In this March installment of the RealtyHop Housing Affordability Index, we investigate the decision to purchase a home in the 100 most populous cities across America. Is homeownership affordable or even possible for the average family in each city? Every month we analyze proprietary RealtyHop data alongside comprehensive U.S. Census data to find out. See how your city fares in affordability.
The 5 Least Affordable Housing Markets
1. Los Angeles, CA
Los Angeles, CA was the least affordable city in America again this March. Despite strong household income of $62,142, real estate prices made owning a home a far reach for most residents. Given current mortgage and tax rates, a family in LA would need to spend 84.71% of annual income in order to afford a home.
2. Miami, FL
Miami, FL remained the second least affordable city for homeowners. In fact, the average household in Miami would need to spend $2,513 per month, or 77% of annual income, on the costs associated with homeownership.
3. New York, NY
New York, NY despite strong household income of $64,000, continued to be an unaffordable market. Median real estate values hit $900,000 this March, leading to an average mortgage and tax payment of $4,116 — or 77.17% of an NYC family’s annual income.
4. Newark, NJ
Newark, NJ was the fourth most burdened city for homeowners, as the city’s index increased another 1.56%. Given household income, mortgage, and tax rates, an average family in Newark would need to spend 67.38% of income on housing costs. This equated to $1,976 per month in dollar terms.
5. San Francisco, CA
San Francisco, CA was the fifth most unaffordable housing market. While income remains strong at $112,449 per household, high real estate prices put a squeeze on most families. An average family in SF would need to spend $6,077 per month, or 64.85% of income, in order to own a home.
The 5 Most Affordable Housing Markets
1. Detroit, MI
Detroit, MI was again the most affordable city for homebuyers, despite an increase in property prices over the period. A family looking to buy a home would need to only spend 14.85% of their income on housing costs, or roughly $382 per month.
2. Fort Wayne, IN
Fort Wayne, IN came in as the second most affordable market this month. Given strong household income of $49,411 relative to home prices, a family would only need to spend 16.75% of annual income on homeownership costs each year.
3. Witchita, KS
Witchita, KS was stable as the third most affordable city this March. A local household would only need to spend $768 per month on housing costs, given affordable real estate prices relative to incomes.
4. Anchorage, AK

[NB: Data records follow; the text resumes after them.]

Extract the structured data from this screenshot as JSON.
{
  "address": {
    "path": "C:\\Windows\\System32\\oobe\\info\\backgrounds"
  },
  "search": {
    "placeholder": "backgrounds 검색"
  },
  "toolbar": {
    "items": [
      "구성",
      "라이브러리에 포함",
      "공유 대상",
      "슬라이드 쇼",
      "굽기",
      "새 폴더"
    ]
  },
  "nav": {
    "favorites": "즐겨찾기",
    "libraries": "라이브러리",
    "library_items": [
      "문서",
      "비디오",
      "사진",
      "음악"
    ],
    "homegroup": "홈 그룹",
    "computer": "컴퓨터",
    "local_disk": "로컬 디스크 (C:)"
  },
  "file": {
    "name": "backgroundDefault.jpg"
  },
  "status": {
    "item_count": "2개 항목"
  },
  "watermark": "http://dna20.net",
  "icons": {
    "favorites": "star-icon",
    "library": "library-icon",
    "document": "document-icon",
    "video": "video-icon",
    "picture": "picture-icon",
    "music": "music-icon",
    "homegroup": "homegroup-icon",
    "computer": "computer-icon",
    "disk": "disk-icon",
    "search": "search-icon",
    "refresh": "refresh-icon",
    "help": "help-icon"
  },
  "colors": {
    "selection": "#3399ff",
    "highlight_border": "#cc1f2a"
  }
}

Anchorage, AK remained affordable with a median property price of $277,500, and household income of $84,928. Given the current market, a family in Anchorage would only need to spend 20% of their income in order to own a home locally.

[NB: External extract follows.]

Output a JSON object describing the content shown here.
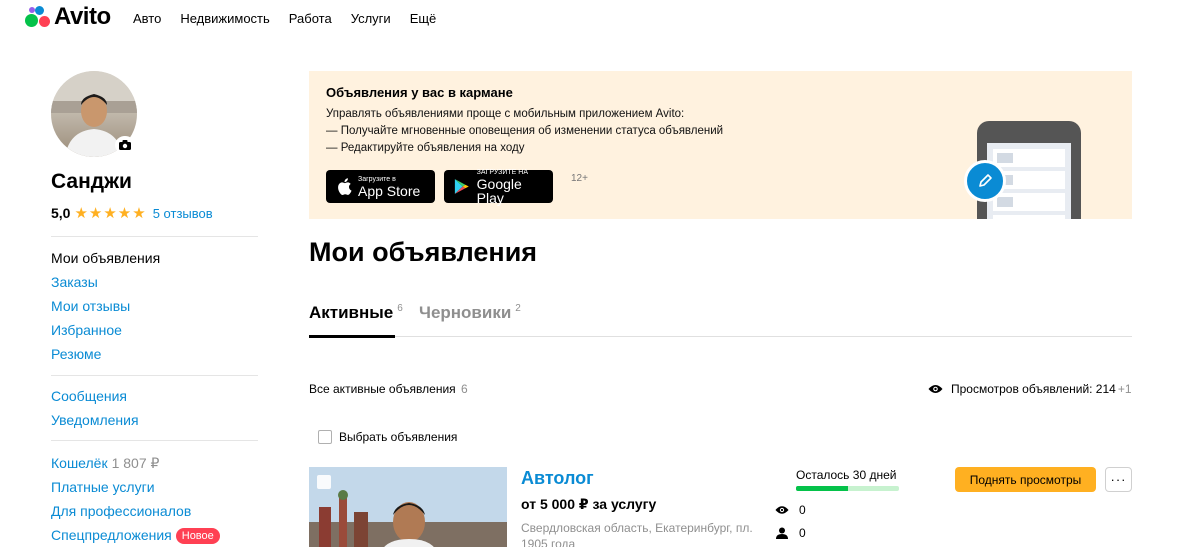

5. Cleveland, OH
Cleveland, OH was stable as the fifth most affordable city. Household income was $30,907 alongside home prices of $99,900. Given current rates, a family in Cleveland would only need to spend 20.89% of income towards the costs of owning a home.
Notable Changes This March

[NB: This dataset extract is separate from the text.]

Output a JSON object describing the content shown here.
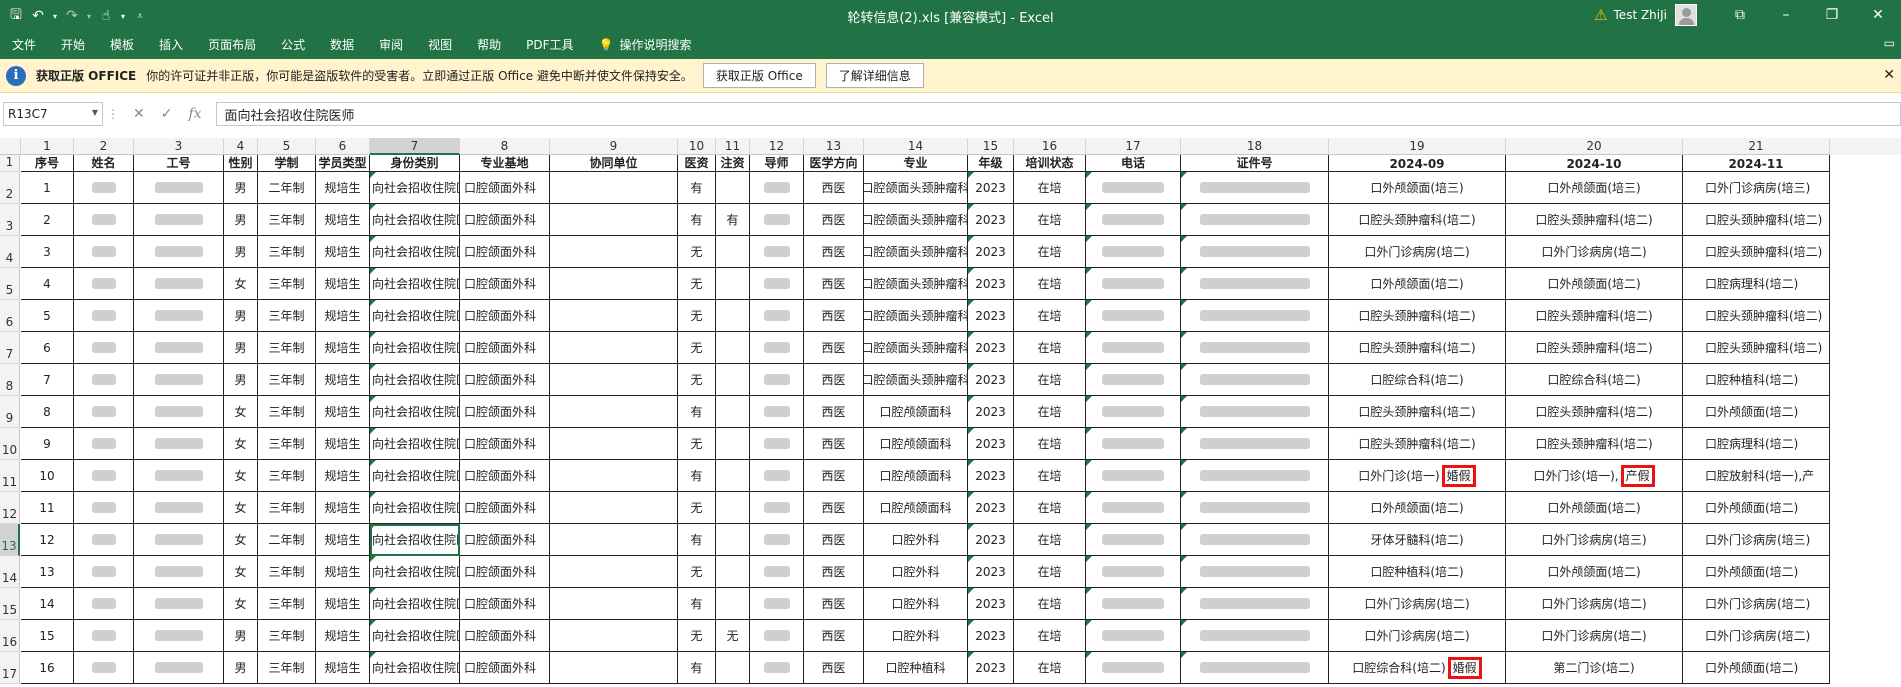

Boise experienced a hike in property prices from $379,900 to $399,000, leading to a 5.03% increase in its index. A household in Boise should expect to spend roughly 38% of income on housing costs if they plan to purchase a home.
Tucson saw home prices rise from $220,000 to $229,700 over the period, leading to an eight spot jump on our rankings. An average family in Tucson spends $1,104, or 30.51% of their paycheck, on homeownership costs every month.
Charlotte dropped five spots on our list, as the city became more affordable in the period. Home prices decreased from $362,900 to $354,750, leading to a 2.25% drop in the city’s affordability index.
The RealtyHop Housing Affordability Index analyzes both proprietary and ACS Census data to provide an index of housing affordability and homeownership burden across the 100 most populous cities in the country. Median home prices are calculated using over 300,000 listings in the RealtyHop database over the month prior to publication.
To calculate the index, the following statistics are used:
1) Median household income from the U.S. Census
2) Median for-sale home listing prices via RealtyHop data
3) Local property taxes via ACS Census data
4) Mortgage expenses, assuming a 30-year mortgage, 4.5% interest rate, and 20% down payment.
See below for previous RealtyHop Housing Affordability Studies: